Book review entries
October 14, 2005
Prime meaning first, meaning original – and the basis, of course, of the word, "Primer".
And that's what this is. It won't tell you a great deal (other than anectodal) about the history of Chaos magic, but it will tell you about doing chaos magic.
The Contents rather spell it out:
Chaos is everywhere
Liber Nice and Liber Nasty (Discordianism and the Cthuhlu mythos and magic).
This work is aimed at practitioners, rather than anyone else, but practitioner or not, reading it will give you a general overview of what Chaos practice is about – as much as anything can, that is.
For a study of chaos magic, this may not be the best book (though it should not be neglected).
The sixth and final (as of yet…) book in this excellent series. As always, it is a compilation of articles, this one including:
Modern Pagan Witchcraft (Hutton – being an updated version of information from Triumph of the Moon)
Satanism and Satanic Mythology (la Fontaine) – looks at the history, the groups, and the accusations
The witch, her victim… (de Blecourt – University of Warwick among other places!). History and discussion.
A quote from teh intorduction, "Witchcraft and magic, then, are marked both by contempraneity and by timelessness"....
A good book, worth reading if not possessing (as with all of the series, it is expensive). It needs to be supplemented by other works and original documents, but still worthwhile and important.
Level: one and a bit (it assumes some background knowledge).
October 10, 2005
Biography of Crowley, aka The Great Beast, among other things – including Perdurabo, "I will endure".
While perhaps overly sympathetic, this biography has the great grace to be readable – which so many things are not. It is also well supported by evidence – the notes are complete and the bibliography impressive.
Presenting more the man than the beast, it might well do to be balanced against with a less sympathetic tome. It is, however, a good introduction to this incredibly influential figure, taking in not only his magic(k) but his relationships, mountain climbing, publishing and art work.
Level: One (or one and a bit…).
October 09, 2005
"Aradia" may not need much introduction… but for what it's worth, it is the translation (a new translation is included, see below) of an Italian MS which was supposedly given to G Leland, purporting to detail practices of Italian witchcraft.
Various debates about the provenance of the material aside (debates which are detailed in both this book and in Triumph, already listed here), Aradia was clearly used as source material by folk such as Gardner and Valiente – it contains, for instance, the basis for what became the Charge of the Goddess.
The translation here is a new one, and much better than Leland's (the original is supplied, both in dialect and in Italian – reminiscient of some editions of Dante!).
For the notes and the translation, this is a very good edition of Aradia.
Another stalwart. Another one getting on in years, but still if not unique, then groundbreaking at the time.
Hutton's research is sound and well supported (as one would expect). He makes his own views known about some still controversial subjects (Leland, Old Dorothy, etc.) but his views are supported by the evidence (which is refreshing, if nothing else, considering other things written in this area).
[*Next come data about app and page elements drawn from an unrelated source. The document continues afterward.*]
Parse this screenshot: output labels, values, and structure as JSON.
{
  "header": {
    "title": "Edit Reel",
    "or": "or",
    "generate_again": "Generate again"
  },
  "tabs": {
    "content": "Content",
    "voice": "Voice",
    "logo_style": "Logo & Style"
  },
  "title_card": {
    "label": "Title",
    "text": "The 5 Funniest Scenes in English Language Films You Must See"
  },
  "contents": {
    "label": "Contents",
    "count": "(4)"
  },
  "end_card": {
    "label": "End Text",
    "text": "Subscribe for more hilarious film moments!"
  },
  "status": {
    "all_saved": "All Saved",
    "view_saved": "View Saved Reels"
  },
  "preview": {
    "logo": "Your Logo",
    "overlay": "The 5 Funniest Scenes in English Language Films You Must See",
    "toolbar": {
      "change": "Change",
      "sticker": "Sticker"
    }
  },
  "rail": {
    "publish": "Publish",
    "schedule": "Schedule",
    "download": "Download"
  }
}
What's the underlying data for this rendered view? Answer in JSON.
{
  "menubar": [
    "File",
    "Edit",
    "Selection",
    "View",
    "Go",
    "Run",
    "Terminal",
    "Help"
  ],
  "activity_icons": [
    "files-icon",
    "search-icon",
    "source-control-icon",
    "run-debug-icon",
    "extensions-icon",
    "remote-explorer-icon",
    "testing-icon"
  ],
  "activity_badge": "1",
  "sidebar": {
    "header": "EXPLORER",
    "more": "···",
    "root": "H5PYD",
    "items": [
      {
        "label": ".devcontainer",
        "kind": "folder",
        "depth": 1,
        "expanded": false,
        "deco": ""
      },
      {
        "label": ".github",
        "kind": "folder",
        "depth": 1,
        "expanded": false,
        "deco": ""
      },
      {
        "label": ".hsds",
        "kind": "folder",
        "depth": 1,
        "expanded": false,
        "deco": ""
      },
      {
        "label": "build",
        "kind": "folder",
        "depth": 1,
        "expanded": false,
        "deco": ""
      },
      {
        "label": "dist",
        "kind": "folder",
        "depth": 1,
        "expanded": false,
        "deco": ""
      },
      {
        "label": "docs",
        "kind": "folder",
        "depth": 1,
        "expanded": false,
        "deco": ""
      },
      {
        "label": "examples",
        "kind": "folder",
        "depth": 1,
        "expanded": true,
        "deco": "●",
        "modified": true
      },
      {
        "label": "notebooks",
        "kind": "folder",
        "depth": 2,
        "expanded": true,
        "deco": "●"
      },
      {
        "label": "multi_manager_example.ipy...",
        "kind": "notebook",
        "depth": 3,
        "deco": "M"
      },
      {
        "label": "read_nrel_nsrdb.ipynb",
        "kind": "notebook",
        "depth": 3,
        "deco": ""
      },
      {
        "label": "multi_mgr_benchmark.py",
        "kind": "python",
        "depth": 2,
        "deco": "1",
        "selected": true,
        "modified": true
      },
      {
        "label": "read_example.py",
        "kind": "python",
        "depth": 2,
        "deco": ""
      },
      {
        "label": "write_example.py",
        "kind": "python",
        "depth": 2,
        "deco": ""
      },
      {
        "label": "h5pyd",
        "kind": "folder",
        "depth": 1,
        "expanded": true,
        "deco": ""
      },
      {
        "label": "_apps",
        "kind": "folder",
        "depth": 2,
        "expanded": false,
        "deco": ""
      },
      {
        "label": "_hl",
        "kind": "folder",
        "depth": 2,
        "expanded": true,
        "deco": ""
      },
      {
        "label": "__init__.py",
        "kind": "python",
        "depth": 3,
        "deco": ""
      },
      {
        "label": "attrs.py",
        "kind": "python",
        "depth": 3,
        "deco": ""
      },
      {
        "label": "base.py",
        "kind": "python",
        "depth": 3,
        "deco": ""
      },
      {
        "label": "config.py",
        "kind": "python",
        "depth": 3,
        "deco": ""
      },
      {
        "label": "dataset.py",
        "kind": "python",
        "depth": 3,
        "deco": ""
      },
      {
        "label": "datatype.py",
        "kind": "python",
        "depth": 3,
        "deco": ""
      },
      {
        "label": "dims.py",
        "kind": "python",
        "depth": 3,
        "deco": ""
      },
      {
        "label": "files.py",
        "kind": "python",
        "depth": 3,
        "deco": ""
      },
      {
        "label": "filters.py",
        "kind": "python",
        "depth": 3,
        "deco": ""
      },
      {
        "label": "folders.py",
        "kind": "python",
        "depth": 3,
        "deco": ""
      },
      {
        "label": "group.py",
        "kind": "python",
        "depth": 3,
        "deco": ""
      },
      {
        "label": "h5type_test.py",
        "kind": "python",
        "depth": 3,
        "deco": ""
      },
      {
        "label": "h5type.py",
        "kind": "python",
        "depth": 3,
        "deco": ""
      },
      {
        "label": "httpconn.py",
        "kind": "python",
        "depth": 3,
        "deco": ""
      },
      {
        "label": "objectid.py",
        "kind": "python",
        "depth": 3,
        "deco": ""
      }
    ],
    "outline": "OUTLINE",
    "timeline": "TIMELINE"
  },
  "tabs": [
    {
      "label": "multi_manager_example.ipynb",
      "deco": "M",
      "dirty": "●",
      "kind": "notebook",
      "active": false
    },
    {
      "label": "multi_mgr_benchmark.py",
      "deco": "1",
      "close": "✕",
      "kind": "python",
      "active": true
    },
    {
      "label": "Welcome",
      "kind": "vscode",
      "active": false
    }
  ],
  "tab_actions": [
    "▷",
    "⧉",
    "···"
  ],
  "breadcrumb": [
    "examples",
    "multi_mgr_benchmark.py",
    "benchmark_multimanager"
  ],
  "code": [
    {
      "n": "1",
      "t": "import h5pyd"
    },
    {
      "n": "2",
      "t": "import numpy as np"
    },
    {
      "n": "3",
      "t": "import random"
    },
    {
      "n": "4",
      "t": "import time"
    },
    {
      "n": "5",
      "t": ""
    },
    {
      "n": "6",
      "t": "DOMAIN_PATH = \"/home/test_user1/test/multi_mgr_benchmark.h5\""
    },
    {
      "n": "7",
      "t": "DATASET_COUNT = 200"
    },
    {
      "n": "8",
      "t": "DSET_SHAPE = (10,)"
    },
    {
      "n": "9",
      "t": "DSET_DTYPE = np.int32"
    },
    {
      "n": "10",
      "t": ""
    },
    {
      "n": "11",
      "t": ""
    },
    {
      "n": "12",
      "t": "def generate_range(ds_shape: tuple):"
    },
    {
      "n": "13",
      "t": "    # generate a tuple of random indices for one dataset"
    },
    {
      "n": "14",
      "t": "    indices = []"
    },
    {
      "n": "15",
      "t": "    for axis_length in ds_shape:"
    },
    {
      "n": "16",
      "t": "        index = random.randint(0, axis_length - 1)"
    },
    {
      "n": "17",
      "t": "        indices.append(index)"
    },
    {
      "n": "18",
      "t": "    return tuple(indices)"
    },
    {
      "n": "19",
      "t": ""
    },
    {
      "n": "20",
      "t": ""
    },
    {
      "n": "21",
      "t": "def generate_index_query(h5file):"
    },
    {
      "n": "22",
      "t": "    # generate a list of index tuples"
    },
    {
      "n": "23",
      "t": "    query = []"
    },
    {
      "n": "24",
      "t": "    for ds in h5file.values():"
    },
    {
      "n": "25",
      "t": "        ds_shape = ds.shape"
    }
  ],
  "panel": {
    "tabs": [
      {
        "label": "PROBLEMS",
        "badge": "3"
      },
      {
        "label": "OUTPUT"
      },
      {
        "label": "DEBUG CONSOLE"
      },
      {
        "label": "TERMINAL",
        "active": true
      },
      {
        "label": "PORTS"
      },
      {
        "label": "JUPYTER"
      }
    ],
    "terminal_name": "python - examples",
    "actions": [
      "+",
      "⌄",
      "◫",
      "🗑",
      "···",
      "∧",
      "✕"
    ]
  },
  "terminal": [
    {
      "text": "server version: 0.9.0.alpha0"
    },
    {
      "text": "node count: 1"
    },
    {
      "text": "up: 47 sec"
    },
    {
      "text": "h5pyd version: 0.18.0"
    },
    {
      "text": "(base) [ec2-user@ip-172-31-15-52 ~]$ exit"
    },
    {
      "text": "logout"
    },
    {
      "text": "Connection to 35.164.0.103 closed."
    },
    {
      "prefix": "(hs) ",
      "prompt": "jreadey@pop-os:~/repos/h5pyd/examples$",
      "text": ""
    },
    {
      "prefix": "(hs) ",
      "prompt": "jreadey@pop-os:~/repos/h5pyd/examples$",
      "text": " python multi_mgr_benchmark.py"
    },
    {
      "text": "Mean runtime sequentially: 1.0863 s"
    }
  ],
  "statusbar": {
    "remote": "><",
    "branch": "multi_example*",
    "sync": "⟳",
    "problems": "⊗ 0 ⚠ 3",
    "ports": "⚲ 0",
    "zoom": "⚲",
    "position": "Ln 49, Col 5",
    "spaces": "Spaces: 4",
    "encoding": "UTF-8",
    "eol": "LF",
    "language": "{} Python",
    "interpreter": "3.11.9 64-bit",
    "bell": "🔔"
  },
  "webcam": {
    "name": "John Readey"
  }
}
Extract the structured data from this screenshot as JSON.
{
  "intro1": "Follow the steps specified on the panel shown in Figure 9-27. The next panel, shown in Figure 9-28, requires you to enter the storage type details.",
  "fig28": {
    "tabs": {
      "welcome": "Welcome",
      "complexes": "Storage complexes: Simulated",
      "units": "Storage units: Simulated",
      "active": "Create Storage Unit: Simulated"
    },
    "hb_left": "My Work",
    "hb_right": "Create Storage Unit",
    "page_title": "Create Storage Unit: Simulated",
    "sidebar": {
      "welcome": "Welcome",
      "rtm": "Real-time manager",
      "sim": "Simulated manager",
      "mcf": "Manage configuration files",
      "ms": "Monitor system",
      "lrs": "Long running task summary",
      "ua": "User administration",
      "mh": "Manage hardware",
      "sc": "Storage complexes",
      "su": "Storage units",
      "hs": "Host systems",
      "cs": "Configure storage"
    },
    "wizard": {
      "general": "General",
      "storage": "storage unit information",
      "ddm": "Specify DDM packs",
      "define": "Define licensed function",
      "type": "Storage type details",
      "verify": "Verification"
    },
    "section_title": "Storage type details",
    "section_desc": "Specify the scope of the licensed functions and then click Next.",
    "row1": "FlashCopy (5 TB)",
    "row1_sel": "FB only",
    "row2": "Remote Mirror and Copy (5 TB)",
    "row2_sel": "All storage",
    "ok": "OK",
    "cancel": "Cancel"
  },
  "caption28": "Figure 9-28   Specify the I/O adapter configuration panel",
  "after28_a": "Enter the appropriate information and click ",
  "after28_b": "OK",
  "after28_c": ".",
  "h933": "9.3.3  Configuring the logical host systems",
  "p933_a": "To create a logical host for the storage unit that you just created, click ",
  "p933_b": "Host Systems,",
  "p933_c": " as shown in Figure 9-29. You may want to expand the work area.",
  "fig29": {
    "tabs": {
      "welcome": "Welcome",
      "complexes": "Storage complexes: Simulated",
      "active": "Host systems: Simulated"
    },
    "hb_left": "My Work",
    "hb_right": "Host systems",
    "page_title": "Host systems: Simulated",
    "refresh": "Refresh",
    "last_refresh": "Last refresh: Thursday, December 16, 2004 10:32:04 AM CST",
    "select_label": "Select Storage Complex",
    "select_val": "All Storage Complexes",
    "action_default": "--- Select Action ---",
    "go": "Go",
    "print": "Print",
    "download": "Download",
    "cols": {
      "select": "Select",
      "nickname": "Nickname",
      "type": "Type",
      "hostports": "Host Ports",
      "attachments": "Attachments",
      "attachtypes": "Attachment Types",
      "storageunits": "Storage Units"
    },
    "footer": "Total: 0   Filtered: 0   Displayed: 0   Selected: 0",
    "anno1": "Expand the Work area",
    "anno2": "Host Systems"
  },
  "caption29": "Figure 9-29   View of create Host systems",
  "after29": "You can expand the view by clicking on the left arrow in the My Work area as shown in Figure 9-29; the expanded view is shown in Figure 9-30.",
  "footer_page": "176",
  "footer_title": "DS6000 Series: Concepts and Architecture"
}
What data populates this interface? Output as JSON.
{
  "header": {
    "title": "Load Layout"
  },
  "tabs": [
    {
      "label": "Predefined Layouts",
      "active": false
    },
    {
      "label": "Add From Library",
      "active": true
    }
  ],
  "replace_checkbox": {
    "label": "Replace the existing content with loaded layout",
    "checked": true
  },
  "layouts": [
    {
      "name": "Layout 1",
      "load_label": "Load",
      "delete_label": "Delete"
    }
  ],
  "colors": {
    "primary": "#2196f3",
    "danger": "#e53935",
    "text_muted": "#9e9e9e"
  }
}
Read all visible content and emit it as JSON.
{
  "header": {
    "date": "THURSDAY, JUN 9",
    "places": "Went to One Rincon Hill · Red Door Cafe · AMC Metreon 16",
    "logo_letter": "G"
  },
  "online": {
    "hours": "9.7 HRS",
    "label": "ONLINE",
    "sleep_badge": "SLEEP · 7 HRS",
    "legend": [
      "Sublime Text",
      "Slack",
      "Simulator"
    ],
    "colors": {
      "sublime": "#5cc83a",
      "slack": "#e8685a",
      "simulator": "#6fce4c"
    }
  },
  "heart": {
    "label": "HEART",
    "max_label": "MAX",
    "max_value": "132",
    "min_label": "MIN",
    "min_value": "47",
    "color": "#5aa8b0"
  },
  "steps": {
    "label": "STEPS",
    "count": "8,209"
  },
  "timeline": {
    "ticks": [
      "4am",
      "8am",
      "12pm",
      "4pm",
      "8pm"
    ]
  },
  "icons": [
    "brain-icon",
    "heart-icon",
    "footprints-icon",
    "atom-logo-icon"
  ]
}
Basic background reading.
I would have said that this book is almost required reading for anyone interested in the history of magic in the UK. Yes, it's getting on a bit – and there are bits of it which have been superceded by other research, but still, it's important enough that I've replaced it at least once (lend ye not books to students who move away…).
It takes a good look at exactly what the title says – how magic declined in popularity (perhaps questionable, but in terms of his definition of the term, "magic", a valid premise) – and also how long that decline actually took.
October 08, 2005
In theory, this book tracks the influence of "the occult" oon literature, art, science…
Needless to say, that's a slightly difficult task – by nature, and by definition, "the occult" is hidden.
Having said that, I enjoyed this book, and found it useful. There are times when the writer is more credulous than I am (I'm not at all sure I believe as much about some of the historical figures as he does), but not overly so – this is still within the realms of "read with some confidence".
For those who are new to the area, this book might assume more knowledge than is comfortable – for those who know the area well, the book will be vaguely interesting but will tell them little new. For those who have some background, but not much – it might just be a gold mine.
It has a serious lack, however, in not having an index – one must trawl through to find entries. Admittedly, these are fairly well marked but the lack of an index reduces the usefulness of the book greatly.
There's some useful information, moreso about the distant(ish) past than times nearer to our own.
Very much a broad brush approach, as it would have to be in a book of this length (222 pages) that purports to deal with ritual magic from "ancint times to the present" (back of book blurb).
As a beginning history of ritual magic, one could do worse. One might well do better but I'm not sure what book would fill that niche – because this is at least specific. Nothing to say against it, merely that it is broad brush.